_WHAT THE EXERCISE ASKS_
For the entries below, state how many lines contain the string "logic". Add nothing else.

────

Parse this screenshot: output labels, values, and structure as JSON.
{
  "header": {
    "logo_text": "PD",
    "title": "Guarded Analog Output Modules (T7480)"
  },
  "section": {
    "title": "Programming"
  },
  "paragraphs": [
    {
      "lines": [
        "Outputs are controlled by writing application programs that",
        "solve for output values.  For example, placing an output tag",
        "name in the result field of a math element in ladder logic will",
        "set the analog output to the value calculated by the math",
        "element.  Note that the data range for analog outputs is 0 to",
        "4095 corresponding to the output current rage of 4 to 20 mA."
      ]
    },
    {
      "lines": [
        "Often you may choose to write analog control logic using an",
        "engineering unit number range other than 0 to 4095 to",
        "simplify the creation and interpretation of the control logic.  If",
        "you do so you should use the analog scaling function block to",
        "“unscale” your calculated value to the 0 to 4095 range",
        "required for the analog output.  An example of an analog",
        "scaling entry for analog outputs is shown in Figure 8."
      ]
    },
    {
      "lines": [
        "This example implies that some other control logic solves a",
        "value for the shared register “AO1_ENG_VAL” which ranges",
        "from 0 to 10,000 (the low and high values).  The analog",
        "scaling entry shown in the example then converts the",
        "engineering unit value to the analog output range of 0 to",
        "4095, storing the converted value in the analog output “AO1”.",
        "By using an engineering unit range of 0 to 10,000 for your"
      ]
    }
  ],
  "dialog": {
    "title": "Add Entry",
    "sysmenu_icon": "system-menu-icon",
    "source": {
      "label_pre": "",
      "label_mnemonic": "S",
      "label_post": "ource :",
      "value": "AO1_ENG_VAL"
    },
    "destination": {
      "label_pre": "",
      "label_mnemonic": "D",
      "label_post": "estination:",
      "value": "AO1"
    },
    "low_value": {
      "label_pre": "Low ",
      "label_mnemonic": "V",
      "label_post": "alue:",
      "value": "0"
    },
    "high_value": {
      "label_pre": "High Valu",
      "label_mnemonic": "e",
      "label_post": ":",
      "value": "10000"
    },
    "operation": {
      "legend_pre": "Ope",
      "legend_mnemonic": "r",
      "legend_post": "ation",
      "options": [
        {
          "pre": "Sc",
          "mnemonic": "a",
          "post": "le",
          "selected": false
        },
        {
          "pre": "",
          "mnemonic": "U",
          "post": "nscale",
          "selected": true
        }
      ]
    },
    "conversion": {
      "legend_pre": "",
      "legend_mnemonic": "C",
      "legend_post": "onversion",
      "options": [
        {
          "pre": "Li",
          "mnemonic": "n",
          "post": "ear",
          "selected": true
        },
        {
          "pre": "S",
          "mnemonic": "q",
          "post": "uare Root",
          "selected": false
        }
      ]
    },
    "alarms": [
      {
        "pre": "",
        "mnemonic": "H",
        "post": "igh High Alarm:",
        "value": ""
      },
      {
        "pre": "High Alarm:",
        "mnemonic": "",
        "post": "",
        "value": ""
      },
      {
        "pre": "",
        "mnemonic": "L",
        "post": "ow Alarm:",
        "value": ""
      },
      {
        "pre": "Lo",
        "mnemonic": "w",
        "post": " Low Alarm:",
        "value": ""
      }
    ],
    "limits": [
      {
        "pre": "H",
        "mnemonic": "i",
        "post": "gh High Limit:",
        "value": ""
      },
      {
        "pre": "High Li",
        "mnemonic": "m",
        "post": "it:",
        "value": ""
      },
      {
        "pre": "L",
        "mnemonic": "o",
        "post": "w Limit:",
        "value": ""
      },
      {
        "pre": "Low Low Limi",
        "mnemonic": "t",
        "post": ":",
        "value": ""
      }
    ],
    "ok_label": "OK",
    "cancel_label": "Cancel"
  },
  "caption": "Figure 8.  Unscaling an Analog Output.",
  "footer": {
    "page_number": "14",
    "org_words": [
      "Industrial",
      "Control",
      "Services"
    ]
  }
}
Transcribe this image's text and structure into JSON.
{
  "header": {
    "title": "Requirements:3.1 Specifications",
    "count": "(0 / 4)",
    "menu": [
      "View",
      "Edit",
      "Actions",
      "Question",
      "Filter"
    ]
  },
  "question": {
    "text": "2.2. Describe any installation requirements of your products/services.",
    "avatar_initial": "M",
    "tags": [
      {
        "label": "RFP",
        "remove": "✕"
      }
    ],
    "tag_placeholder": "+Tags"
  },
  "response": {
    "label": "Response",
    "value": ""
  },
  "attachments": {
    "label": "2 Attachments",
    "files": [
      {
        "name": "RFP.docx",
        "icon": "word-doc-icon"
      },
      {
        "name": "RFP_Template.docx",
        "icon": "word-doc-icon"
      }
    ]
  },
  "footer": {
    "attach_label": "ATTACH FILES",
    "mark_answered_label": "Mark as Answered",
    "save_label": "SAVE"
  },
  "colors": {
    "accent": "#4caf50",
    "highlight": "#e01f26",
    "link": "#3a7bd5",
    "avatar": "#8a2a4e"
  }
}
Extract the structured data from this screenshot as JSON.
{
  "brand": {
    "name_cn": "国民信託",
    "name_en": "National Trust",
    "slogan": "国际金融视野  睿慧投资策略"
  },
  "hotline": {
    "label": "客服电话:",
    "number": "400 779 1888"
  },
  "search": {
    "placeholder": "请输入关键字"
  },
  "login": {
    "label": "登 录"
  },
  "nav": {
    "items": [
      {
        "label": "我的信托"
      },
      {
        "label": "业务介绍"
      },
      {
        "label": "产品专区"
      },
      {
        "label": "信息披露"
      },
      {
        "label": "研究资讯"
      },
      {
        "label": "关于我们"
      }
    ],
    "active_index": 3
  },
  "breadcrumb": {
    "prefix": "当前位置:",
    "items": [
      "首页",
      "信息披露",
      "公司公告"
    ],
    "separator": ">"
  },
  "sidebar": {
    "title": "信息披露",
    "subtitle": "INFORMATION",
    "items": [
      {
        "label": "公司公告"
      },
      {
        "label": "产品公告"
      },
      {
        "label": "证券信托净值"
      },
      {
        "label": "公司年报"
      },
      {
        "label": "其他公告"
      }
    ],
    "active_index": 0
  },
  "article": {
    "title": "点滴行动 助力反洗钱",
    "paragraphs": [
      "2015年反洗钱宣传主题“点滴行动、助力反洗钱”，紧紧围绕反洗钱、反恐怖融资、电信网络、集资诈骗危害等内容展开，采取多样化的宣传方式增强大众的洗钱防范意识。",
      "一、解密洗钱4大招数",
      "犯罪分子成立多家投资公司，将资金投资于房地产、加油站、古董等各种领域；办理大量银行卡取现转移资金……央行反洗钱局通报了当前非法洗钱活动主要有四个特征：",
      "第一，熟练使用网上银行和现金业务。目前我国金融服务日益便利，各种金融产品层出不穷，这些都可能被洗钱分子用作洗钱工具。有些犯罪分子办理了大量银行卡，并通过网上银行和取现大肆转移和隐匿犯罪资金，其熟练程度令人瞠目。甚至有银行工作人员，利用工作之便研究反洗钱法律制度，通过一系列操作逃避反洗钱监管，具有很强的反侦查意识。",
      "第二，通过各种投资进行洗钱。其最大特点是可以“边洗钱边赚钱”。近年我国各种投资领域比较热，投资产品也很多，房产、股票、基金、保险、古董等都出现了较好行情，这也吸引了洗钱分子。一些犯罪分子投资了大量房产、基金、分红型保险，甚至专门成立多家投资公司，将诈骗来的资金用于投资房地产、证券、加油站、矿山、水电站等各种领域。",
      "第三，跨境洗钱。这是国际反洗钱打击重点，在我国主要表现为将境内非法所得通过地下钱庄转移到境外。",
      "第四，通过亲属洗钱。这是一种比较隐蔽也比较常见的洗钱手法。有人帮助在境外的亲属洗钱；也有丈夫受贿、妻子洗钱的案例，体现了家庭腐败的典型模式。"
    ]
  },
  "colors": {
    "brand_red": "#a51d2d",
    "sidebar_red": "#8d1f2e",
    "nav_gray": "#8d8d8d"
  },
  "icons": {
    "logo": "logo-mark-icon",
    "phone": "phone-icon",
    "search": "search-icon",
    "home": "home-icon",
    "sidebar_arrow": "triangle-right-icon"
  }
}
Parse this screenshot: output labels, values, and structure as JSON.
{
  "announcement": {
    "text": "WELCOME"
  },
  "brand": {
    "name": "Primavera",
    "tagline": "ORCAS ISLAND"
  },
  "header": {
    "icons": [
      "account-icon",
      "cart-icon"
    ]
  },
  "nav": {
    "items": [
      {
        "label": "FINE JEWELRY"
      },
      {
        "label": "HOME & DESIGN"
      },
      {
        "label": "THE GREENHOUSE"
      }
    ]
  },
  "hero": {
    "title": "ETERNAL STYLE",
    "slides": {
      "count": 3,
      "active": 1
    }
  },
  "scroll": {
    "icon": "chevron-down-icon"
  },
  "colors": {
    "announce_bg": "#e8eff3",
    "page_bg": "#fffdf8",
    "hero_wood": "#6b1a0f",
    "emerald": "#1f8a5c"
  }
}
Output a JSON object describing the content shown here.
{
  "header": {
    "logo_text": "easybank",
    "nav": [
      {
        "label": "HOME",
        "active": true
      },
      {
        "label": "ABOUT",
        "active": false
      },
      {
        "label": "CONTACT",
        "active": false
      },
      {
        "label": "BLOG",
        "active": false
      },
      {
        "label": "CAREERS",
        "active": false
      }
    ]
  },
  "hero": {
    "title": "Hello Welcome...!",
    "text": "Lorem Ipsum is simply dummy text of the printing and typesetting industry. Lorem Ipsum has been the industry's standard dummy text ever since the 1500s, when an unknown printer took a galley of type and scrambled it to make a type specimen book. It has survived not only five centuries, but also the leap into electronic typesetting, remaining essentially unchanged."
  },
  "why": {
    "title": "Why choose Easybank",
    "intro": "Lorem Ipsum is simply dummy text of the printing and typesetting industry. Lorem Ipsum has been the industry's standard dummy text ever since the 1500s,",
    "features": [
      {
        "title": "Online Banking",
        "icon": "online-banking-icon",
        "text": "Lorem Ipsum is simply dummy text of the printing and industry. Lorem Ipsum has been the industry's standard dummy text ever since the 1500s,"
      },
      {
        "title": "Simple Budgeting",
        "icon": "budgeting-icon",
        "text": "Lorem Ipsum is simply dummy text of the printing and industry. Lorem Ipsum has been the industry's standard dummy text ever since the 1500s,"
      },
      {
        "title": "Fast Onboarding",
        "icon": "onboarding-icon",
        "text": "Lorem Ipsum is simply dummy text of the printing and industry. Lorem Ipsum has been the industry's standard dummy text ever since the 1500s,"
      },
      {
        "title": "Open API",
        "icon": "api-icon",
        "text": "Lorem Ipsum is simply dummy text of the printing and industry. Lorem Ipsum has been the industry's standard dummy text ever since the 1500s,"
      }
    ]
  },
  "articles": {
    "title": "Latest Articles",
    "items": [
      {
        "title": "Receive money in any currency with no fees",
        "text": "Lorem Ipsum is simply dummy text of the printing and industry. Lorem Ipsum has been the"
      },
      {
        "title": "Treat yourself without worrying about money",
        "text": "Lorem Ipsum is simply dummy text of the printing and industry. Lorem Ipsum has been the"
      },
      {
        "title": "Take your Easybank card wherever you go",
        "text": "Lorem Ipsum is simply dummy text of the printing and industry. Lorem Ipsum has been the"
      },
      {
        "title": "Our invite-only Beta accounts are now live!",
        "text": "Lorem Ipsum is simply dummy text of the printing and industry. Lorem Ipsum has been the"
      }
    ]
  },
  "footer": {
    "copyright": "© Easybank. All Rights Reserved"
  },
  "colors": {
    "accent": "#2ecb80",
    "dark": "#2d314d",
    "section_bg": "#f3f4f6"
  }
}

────

_SOLUTION FOR THIS EXERCISE_
4